→ WHAT YOU NEED TO DO: Read through the data, and wherever a line holds the word "true", write that line out.

[Extracted records]
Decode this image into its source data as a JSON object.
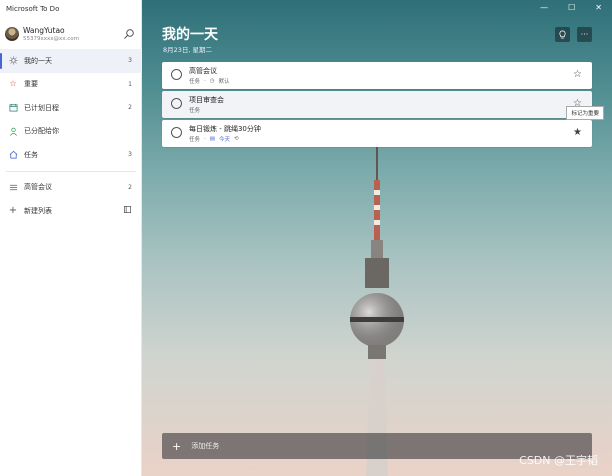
{
  "app": {
    "title": "Microsoft To Do"
  },
  "profile": {
    "name": "WangYutao",
    "email": "55379xxxx@xx.com"
  },
  "sidebar": {
    "items": [
      {
        "label": "我的一天",
        "count": "3",
        "icon": "sun-icon"
      },
      {
        "label": "重要",
        "count": "1",
        "icon": "star-icon"
      },
      {
        "label": "已计划日程",
        "count": "2",
        "icon": "calendar-icon"
      },
      {
        "label": "已分配给你",
        "count": "",
        "icon": "person-icon"
      },
      {
        "label": "任务",
        "count": "3",
        "icon": "home-icon"
      }
    ],
    "lists": [
      {
        "label": "高管会议",
        "count": "2",
        "icon": "list-icon"
      }
    ],
    "new_list_label": "新建列表"
  },
  "main": {
    "title": "我的一天",
    "date": "8月23日, 星期二",
    "window_controls": [
      "—",
      "☐",
      "✕"
    ]
  },
  "tasks": [
    {
      "title": "高管会议",
      "list": "任务",
      "extra": "默认",
      "starred": false
    },
    {
      "title": "项目审查会",
      "list": "任务",
      "extra": "",
      "starred": false,
      "tooltip": "标记为重要"
    },
    {
      "title": "每日锻炼 - 跳绳30分钟",
      "list": "任务",
      "extra": "今天",
      "starred": true
    }
  ],
  "add_task": {
    "label": "添加任务"
  },
  "watermark": "CSDN @王宇韬"
}
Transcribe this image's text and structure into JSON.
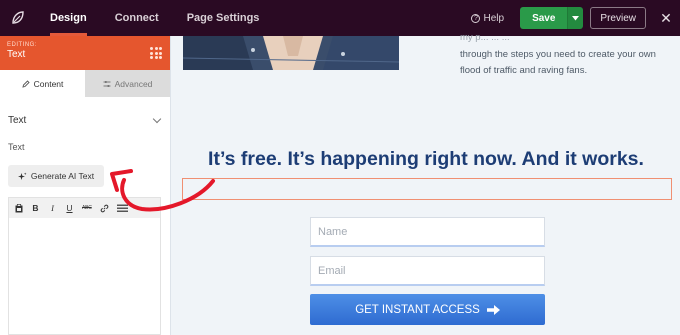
{
  "topbar": {
    "tabs": [
      {
        "label": "Design",
        "active": true
      },
      {
        "label": "Connect",
        "active": false
      },
      {
        "label": "Page Settings",
        "active": false
      }
    ],
    "help_label": "Help",
    "save_label": "Save",
    "preview_label": "Preview",
    "icons": {
      "logo": "seedprod-leaf-icon",
      "help": "help-circle-icon",
      "save_dropdown": "caret-down-icon",
      "close": "close-icon"
    }
  },
  "sidebar": {
    "editing_label": "EDITING:",
    "editing_title": "Text",
    "tabs": [
      {
        "label": "Content",
        "active": true,
        "icon": "pencil-icon"
      },
      {
        "label": "Advanced",
        "active": false,
        "icon": "sliders-icon"
      }
    ],
    "section_title": "Text",
    "field_label": "Text",
    "ai_button_label": "Generate AI Text",
    "toolbar_icons": [
      "clipboard-icon",
      "bold-icon",
      "italic-icon",
      "underline-icon",
      "strikethrough-icon",
      "link-icon",
      "toolbar-toggle-icon"
    ],
    "toolbar_labels": {
      "bold": "B",
      "italic": "I",
      "underline": "U",
      "strike": "ABC"
    }
  },
  "canvas": {
    "hero_copy_line1": "my p... ... ...",
    "hero_copy_line2": "through the steps you need to create your own",
    "hero_copy_line3": "flood of traffic and raving fans.",
    "headline": "It’s free. It’s happening right now. And it works.",
    "form": {
      "name_placeholder": "Name",
      "email_placeholder": "Email",
      "cta_label": "GET INSTANT ACCESS"
    }
  },
  "colors": {
    "topbar_bg": "#2a0a23",
    "accent_orange": "#e5562e",
    "save_green": "#2a9a49",
    "headline_navy": "#1d3d75",
    "cta_blue": "#3b7be0",
    "annotation_red": "#e4182a"
  }
}
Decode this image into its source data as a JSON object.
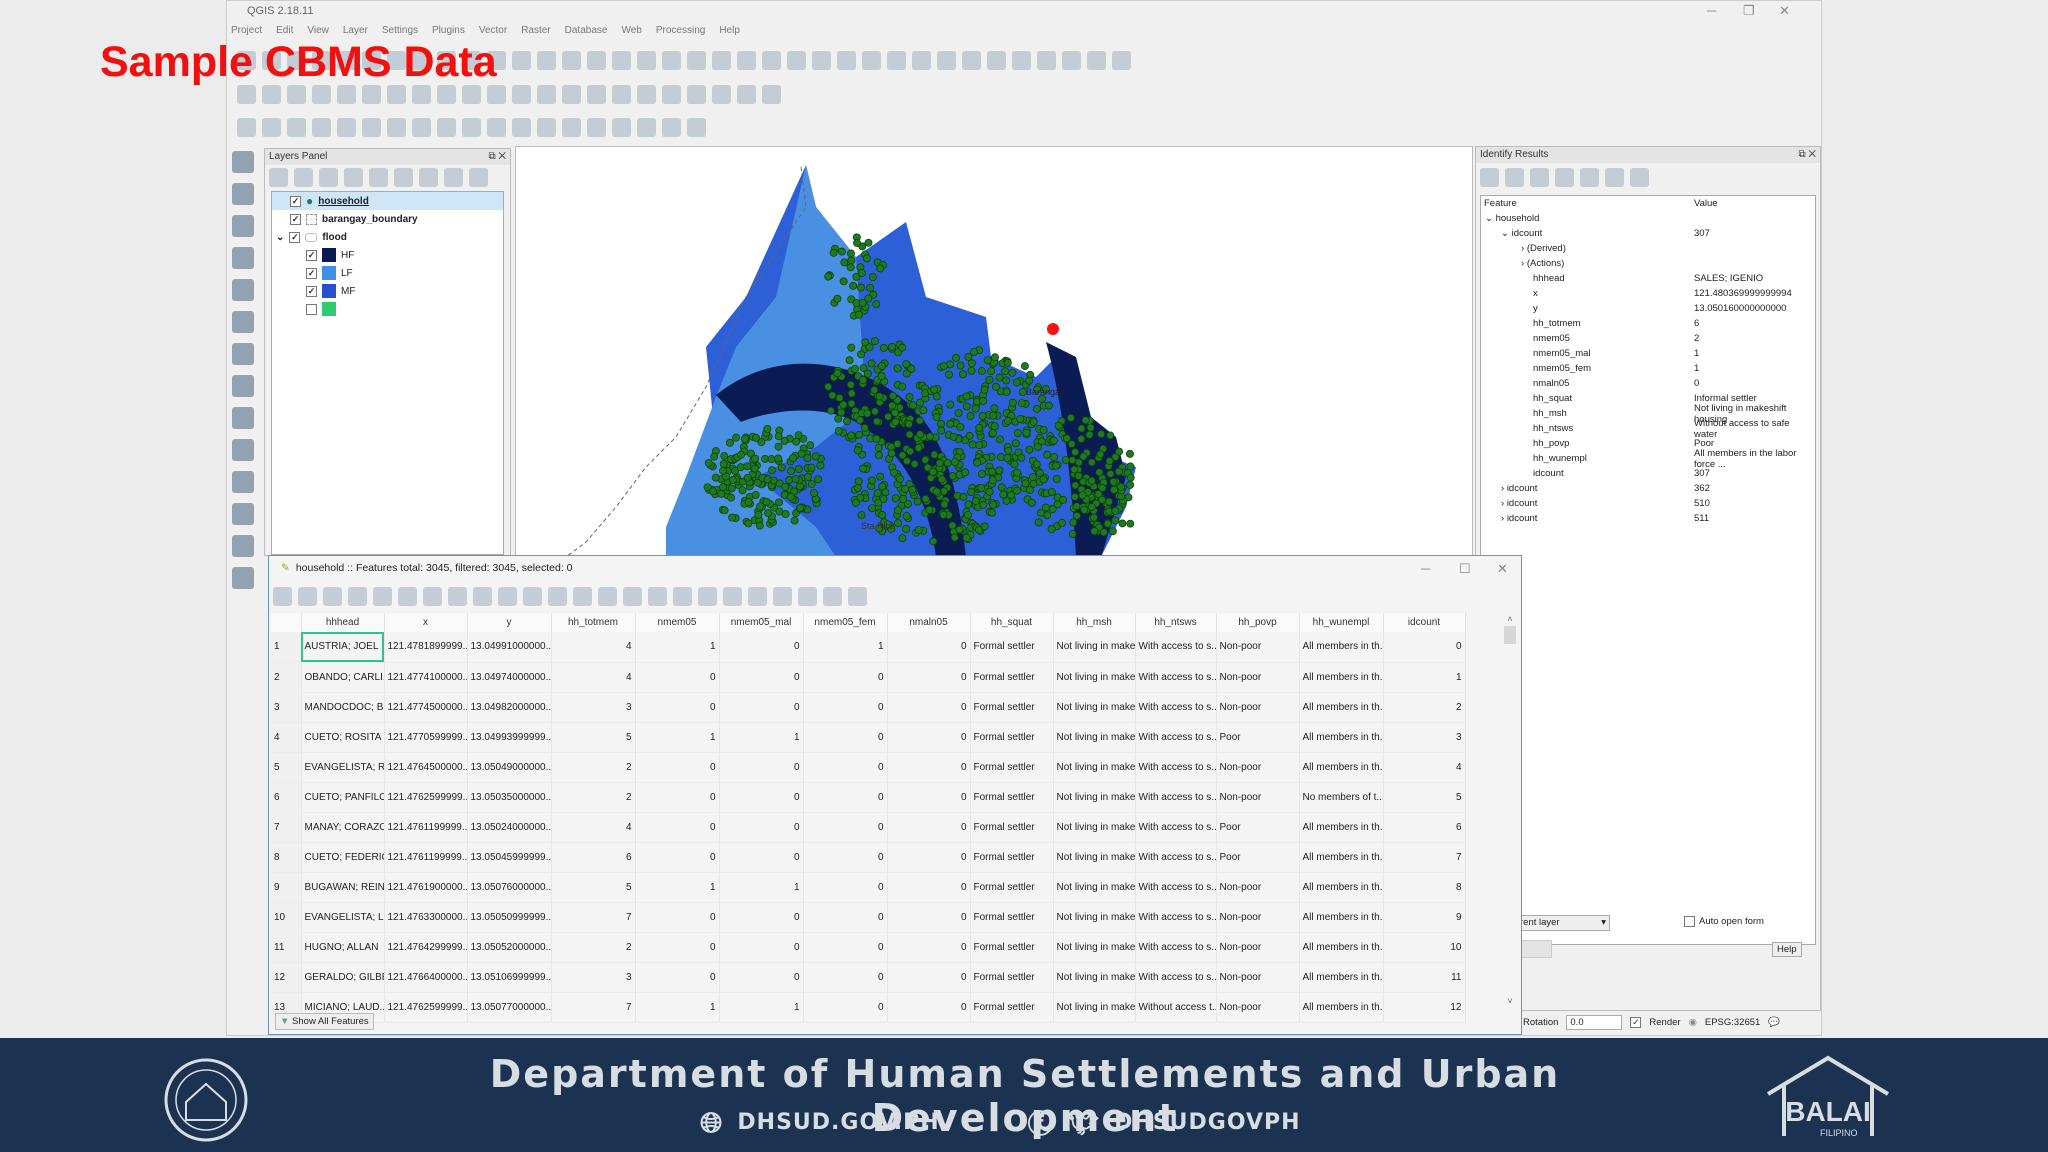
{
  "watermark": "Sample CBMS Data",
  "app": {
    "title": "QGIS 2.18.11"
  },
  "menu": [
    "Project",
    "Edit",
    "View",
    "Layer",
    "Settings",
    "Plugins",
    "Vector",
    "Raster",
    "Database",
    "Web",
    "Processing",
    "Help"
  ],
  "layers_panel": {
    "title": "Layers Panel",
    "layers": [
      {
        "name": "household",
        "checked": true,
        "selected": true
      },
      {
        "name": "barangay_boundary",
        "checked": true
      },
      {
        "name": "flood",
        "checked": true,
        "classes": [
          {
            "label": "HF",
            "color": "#0c1a55",
            "checked": true
          },
          {
            "label": "LF",
            "color": "#3f8fe6",
            "checked": true
          },
          {
            "label": "MF",
            "color": "#2650d0",
            "checked": true
          },
          {
            "label": "",
            "color": "#2ecc71",
            "checked": false
          }
        ]
      }
    ]
  },
  "map": {
    "labels": [
      "Sta Rita",
      "Barangay"
    ],
    "colors": {
      "LF": "#4a90e2",
      "MF": "#2d5fd6",
      "HF": "#0b1c55",
      "points": "#1e7a1e",
      "selected": "#ff1010"
    }
  },
  "identify": {
    "title": "Identify Results",
    "col_feature": "Feature",
    "col_value": "Value",
    "layer": "household",
    "feature": {
      "label": "idcount",
      "value": "307"
    },
    "groups": [
      "(Derived)",
      "(Actions)"
    ],
    "attrs": [
      [
        "hhhead",
        "SALES; IGENIO"
      ],
      [
        "x",
        "121.480369999999994"
      ],
      [
        "y",
        "13.050160000000000"
      ],
      [
        "hh_totmem",
        "6"
      ],
      [
        "nmem05",
        "2"
      ],
      [
        "nmem05_mal",
        "1"
      ],
      [
        "nmem05_fem",
        "1"
      ],
      [
        "nmaln05",
        "0"
      ],
      [
        "hh_squat",
        "Informal settler"
      ],
      [
        "hh_msh",
        "Not living in makeshift housing"
      ],
      [
        "hh_ntsws",
        "Without access to safe water"
      ],
      [
        "hh_povp",
        "Poor"
      ],
      [
        "hh_wunempl",
        "All members in the labor force ..."
      ],
      [
        "idcount",
        "307"
      ]
    ],
    "others": [
      [
        "idcount",
        "362"
      ],
      [
        "idcount",
        "510"
      ],
      [
        "idcount",
        "511"
      ]
    ],
    "mode": "rent layer",
    "auto_open": "Auto open form",
    "help": "Help"
  },
  "statusbar": {
    "rotation_label": "Rotation",
    "rotation": "0.0",
    "render": "Render",
    "crs": "EPSG:32651"
  },
  "attribute_table": {
    "title": "household :: Features total: 3045, filtered: 3045, selected: 0",
    "columns": [
      "hhhead",
      "x",
      "y",
      "hh_totmem",
      "nmem05",
      "nmem05_mal",
      "nmem05_fem",
      "nmaln05",
      "hh_squat",
      "hh_msh",
      "hh_ntsws",
      "hh_povp",
      "hh_wunempl",
      "idcount"
    ],
    "rows": [
      [
        "AUSTRIA; JOEL",
        "121.4781899999...",
        "13.04991000000...",
        "4",
        "1",
        "0",
        "1",
        "0",
        "Formal settler",
        "Not living in make...",
        "With access to s...",
        "Non-poor",
        "All members in th...",
        "0"
      ],
      [
        "OBANDO; CARLI...",
        "121.4774100000...",
        "13.04974000000...",
        "4",
        "0",
        "0",
        "0",
        "0",
        "Formal settler",
        "Not living in make...",
        "With access to s...",
        "Non-poor",
        "All members in th...",
        "1"
      ],
      [
        "MANDOCDOC; B...",
        "121.4774500000...",
        "13.04982000000...",
        "3",
        "0",
        "0",
        "0",
        "0",
        "Formal settler",
        "Not living in make...",
        "With access to s...",
        "Non-poor",
        "All members in th...",
        "2"
      ],
      [
        "CUETO; ROSITA",
        "121.4770599999...",
        "13.04993999999...",
        "5",
        "1",
        "1",
        "0",
        "0",
        "Formal settler",
        "Not living in make...",
        "With access to s...",
        "Poor",
        "All members in th...",
        "3"
      ],
      [
        "EVANGELISTA; R...",
        "121.4764500000...",
        "13.05049000000...",
        "2",
        "0",
        "0",
        "0",
        "0",
        "Formal settler",
        "Not living in make...",
        "With access to s...",
        "Non-poor",
        "All members in th...",
        "4"
      ],
      [
        "CUETO; PANFILO",
        "121.4762599999...",
        "13.05035000000...",
        "2",
        "0",
        "0",
        "0",
        "0",
        "Formal settler",
        "Not living in make...",
        "With access to s...",
        "Non-poor",
        "No members of t...",
        "5"
      ],
      [
        "MANAY; CORAZON",
        "121.4761199999...",
        "13.05024000000...",
        "4",
        "0",
        "0",
        "0",
        "0",
        "Formal settler",
        "Not living in make...",
        "With access to s...",
        "Poor",
        "All members in th...",
        "6"
      ],
      [
        "CUETO; FEDERICO",
        "121.4761199999...",
        "13.05045999999...",
        "6",
        "0",
        "0",
        "0",
        "0",
        "Formal settler",
        "Not living in make...",
        "With access to s...",
        "Poor",
        "All members in th...",
        "7"
      ],
      [
        "BUGAWAN; REIN...",
        "121.4761900000...",
        "13.05076000000...",
        "5",
        "1",
        "1",
        "0",
        "0",
        "Formal settler",
        "Not living in make...",
        "With access to s...",
        "Non-poor",
        "All members in th...",
        "8"
      ],
      [
        "EVANGELISTA; L...",
        "121.4763300000...",
        "13.05050999999...",
        "7",
        "0",
        "0",
        "0",
        "0",
        "Formal settler",
        "Not living in make...",
        "With access to s...",
        "Non-poor",
        "All members in th...",
        "9"
      ],
      [
        "HUGNO; ALLAN",
        "121.4764299999...",
        "13.05052000000...",
        "2",
        "0",
        "0",
        "0",
        "0",
        "Formal settler",
        "Not living in make...",
        "With access to s...",
        "Non-poor",
        "All members in th...",
        "10"
      ],
      [
        "GERALDO; GILBE...",
        "121.4766400000...",
        "13.05106999999...",
        "3",
        "0",
        "0",
        "0",
        "0",
        "Formal settler",
        "Not living in make...",
        "With access to s...",
        "Non-poor",
        "All members in th...",
        "11"
      ],
      [
        "MICIANO; LAUD...",
        "121.4762599999...",
        "13.05077000000...",
        "7",
        "1",
        "1",
        "0",
        "0",
        "Formal settler",
        "Not living in make...",
        "Without access t...",
        "Non-poor",
        "All members in th...",
        "12"
      ]
    ],
    "show_all": "Show All Features"
  },
  "banner": {
    "title": "Department of Human Settlements and Urban Development",
    "website": "DHSUD.GOV.PH",
    "social": "DHSUDGOVPH",
    "logo_right": "BALAI",
    "logo_right_sub": "FILIPINO"
  }
}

→ SOLUTION TO THE PROBLEM:
      "starred": true
        "active": true
        "active": true,
        "checked": true,
        "selected": true
        "checked": true
        "checked": true,
            "checked": true
            "checked": true
            "checked": true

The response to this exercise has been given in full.